Then, about three years ago, I was on a walk and I was feeling a lot of tumult over things happening in my life at the time. As I walked I listened to a Christian podcast by John Eldredge and he asked the listener to consider the Father, Son, and Holy Ghost and to ask yourself which of the three you were struggling with in a relationship at that time. I had never thought about that before and surprisingly - I didn't even have to ask myself - it was the Father.

I'm the worst in so many ways I can't count them all. But to tell you the truth - I've given the Father angry lectures before about areas where, "He let me down" and - to my utter surprise - He unexpectedly met me at different parts in my valley of the shadow of death and He comforted me there.

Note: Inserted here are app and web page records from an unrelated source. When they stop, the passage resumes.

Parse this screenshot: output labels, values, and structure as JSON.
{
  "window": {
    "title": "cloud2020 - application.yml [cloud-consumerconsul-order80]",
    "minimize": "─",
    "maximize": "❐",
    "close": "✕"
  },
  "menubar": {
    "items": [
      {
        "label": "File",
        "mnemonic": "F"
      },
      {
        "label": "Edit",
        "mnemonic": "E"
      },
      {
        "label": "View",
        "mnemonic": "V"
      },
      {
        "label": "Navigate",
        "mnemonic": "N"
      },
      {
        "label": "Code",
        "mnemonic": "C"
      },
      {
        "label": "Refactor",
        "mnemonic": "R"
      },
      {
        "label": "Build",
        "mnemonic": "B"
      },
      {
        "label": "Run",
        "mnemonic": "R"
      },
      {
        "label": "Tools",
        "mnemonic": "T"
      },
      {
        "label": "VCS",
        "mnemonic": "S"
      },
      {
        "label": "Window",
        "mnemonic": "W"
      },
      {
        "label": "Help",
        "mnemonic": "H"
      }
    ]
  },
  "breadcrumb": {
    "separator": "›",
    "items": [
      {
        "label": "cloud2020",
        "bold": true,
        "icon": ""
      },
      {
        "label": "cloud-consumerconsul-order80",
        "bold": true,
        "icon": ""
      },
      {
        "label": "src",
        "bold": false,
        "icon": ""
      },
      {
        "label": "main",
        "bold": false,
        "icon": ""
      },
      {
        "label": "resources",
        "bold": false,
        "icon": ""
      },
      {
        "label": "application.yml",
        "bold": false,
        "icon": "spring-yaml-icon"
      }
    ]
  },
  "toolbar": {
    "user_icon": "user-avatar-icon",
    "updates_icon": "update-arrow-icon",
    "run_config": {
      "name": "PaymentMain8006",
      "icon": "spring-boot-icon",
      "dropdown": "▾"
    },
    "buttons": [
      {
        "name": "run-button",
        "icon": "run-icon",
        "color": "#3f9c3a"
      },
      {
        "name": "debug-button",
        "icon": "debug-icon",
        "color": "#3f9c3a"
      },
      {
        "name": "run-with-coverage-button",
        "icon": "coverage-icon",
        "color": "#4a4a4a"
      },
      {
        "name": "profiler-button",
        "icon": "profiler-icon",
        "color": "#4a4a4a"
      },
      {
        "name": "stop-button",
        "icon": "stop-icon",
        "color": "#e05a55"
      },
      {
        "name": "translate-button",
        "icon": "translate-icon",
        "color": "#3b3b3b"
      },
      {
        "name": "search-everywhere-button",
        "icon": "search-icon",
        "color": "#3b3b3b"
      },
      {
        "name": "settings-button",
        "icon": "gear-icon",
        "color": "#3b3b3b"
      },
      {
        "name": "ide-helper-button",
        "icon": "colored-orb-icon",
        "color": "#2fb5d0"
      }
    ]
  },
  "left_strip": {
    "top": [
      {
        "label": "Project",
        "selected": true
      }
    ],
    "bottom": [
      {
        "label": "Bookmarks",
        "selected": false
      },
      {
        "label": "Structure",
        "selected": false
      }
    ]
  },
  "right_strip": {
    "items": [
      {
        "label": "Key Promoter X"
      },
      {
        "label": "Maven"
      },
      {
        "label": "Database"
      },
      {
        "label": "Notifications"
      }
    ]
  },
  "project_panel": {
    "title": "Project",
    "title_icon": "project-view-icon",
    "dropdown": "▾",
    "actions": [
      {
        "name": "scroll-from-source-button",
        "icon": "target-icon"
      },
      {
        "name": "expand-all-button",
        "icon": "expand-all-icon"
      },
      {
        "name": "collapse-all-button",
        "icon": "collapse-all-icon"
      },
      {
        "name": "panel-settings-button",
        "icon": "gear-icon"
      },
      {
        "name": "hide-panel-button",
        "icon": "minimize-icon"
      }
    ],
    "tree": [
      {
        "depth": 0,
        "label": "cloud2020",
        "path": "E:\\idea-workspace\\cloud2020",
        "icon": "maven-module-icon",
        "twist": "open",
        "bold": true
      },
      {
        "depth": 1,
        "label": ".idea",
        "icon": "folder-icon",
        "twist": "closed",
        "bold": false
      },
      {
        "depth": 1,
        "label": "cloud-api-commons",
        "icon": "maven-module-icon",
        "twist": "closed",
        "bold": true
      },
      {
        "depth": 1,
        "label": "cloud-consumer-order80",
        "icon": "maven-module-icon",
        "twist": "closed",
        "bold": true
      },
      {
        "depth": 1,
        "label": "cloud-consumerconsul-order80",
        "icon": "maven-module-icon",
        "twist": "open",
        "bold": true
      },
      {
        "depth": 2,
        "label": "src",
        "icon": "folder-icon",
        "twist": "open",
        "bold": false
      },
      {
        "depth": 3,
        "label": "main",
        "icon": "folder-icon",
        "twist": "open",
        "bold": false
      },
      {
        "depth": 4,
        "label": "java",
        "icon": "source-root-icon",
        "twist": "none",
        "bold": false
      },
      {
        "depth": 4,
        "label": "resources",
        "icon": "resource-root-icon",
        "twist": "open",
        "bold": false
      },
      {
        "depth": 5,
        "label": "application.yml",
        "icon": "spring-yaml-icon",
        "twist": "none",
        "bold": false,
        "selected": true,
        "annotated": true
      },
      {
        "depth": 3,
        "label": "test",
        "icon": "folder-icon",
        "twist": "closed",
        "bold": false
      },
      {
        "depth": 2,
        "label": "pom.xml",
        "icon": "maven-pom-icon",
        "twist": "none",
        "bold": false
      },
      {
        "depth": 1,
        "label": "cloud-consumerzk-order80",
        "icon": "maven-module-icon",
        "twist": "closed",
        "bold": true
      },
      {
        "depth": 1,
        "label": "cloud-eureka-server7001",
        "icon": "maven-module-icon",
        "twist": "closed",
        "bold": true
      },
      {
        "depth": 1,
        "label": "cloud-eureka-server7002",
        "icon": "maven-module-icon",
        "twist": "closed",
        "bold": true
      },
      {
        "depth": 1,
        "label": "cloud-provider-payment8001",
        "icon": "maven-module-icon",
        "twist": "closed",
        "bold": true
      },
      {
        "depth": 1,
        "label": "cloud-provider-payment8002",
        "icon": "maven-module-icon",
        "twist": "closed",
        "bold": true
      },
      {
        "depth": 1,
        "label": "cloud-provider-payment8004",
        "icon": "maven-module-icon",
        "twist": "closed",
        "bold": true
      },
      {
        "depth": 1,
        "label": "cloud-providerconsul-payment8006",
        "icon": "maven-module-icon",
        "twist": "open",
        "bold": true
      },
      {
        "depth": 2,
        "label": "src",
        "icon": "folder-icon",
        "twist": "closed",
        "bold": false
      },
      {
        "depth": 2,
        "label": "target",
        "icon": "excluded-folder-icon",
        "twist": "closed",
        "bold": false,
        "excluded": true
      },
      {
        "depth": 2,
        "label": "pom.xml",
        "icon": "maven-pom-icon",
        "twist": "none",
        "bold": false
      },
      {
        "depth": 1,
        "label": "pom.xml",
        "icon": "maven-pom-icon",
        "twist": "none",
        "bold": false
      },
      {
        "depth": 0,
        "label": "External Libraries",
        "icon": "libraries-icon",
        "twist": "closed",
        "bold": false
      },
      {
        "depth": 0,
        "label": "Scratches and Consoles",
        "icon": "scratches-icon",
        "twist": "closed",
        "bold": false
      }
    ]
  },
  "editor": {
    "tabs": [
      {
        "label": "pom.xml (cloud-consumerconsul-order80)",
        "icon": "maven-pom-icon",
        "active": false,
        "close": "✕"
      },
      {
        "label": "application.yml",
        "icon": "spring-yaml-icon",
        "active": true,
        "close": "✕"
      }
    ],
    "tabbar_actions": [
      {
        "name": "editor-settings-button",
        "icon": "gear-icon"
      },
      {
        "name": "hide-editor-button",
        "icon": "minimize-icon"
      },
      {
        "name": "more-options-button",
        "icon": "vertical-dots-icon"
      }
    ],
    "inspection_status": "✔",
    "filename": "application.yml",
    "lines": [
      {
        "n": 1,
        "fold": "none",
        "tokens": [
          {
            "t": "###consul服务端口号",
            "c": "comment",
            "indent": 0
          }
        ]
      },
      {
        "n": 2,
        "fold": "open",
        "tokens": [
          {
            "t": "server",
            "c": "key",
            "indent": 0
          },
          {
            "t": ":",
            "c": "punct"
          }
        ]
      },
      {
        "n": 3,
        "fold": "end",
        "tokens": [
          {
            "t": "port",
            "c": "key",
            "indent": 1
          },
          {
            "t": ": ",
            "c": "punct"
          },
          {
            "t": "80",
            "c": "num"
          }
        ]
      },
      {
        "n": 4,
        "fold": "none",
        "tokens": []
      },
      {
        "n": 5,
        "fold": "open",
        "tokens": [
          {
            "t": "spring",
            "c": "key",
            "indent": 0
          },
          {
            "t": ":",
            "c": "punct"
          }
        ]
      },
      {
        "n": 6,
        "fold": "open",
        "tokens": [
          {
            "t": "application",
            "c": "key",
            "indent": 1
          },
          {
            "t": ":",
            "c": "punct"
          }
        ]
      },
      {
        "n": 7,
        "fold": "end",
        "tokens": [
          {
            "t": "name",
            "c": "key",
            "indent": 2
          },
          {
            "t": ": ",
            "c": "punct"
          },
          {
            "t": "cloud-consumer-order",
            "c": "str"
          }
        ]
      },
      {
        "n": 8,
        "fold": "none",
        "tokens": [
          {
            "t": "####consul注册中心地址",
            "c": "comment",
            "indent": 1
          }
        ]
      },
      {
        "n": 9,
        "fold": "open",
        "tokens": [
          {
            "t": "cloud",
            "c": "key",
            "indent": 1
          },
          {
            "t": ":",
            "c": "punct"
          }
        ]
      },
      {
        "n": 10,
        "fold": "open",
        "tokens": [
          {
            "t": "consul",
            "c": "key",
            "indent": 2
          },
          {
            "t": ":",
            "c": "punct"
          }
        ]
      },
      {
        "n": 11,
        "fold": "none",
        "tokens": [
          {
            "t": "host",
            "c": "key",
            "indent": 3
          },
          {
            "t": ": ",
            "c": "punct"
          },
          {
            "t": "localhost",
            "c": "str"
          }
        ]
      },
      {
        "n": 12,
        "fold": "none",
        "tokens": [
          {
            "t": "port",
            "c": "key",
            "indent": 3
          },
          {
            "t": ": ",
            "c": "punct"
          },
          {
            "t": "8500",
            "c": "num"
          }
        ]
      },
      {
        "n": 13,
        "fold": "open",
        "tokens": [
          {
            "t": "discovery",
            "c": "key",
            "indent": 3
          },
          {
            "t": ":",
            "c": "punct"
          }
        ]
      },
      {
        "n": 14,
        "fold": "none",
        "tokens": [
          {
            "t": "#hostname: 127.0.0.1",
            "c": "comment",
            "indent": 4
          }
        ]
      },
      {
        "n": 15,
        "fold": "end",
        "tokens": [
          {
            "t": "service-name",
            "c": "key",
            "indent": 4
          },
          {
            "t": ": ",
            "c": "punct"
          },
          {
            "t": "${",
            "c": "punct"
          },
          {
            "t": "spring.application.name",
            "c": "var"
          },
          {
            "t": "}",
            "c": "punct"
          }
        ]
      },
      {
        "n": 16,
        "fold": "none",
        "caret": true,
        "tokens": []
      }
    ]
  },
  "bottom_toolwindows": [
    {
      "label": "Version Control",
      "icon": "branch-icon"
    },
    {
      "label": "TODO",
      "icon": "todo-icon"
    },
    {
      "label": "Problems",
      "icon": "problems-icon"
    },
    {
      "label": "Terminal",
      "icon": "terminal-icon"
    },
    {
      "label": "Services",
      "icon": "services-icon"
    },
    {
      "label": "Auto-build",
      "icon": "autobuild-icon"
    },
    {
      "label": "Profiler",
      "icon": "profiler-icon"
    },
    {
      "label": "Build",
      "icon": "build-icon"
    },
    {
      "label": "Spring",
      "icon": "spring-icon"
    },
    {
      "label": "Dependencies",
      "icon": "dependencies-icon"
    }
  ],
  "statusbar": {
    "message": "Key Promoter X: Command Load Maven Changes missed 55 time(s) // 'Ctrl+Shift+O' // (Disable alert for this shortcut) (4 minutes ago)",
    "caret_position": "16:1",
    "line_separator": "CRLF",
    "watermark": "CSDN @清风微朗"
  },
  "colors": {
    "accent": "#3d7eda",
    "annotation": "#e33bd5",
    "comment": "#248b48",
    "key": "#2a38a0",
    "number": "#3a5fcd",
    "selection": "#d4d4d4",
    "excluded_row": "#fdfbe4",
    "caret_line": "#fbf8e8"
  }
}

Sadly, at this particular time in my life I had strayed from the relationship and He had become a far-away Being that seemed aloof and distant from me. As I walked through the forest that day I cried out in my heart, "Where are you? WHO are You that I should know YOU?!" And when I offered that raw and sincere cry of my heart - He gave me a small glimpse of who He was and it was something I had never before supposed. In an instant I was no longer angry and tromping through the forest but found myself on a great battlefield and the Father was in beautiful armor, sword drawn - fighting with ALL His Soul for His children. His image was unlike anything my mind could have imagined and His Glory was fierce and passionate. And my heart was amazed and my mind was in awe. A Warrior and a Protector. It gave me much to ponder. 

I have learned the hard way and through great pains and tears and through the conscious decision to continually destroy 'my will' that the Father is not the genie god. 

He is not the monster-god. 

He is not a god who is silent.

He is not a god who delights in withholding your hearts desire from you.

The Father is a patient God who won't force you to seek Him but will respond to your cries for Him when you call out. It may not be in ways you would expect or the way in which you would hope. It might be a smell, a song, an image in your mind, a word, a touch, His ways are Endless - for that is His name. And He is passionately fighting for you. But, to quote LaVar Burton, you don't have to take my word for it. 

Because a simple question led me to know the Father to a greater degree, I ask you: 

Of the Father, the Son, and the Holy Ghost - which relationship feels the weakest to you right now? If you don't know, or even if you do know - will you pray and ask how to increase in that relationship?

My prayer today:

Father, we want to know You but our hearts fear the unknown and our pride recoils at the appearance of foolishness or rather - at the things we do not understand. Please strip from us the pride that keeps us from seeing You clearly. Take from us all those things we have worshiped or medicated or replaced You with. Help us to desire You. Please bestow on us a deep hunger that nothing but Your Presence will satisfy. We need more of You. Help us desire to come into alignment with Your will and let Your will be the manna for our souls. In Jesus Holy name.  

Here is a song that, if you don't relate to it...use it as an opportunity to pray and ask God for you to see Him in your past and your present and your future. Let these words be your Hearts desire.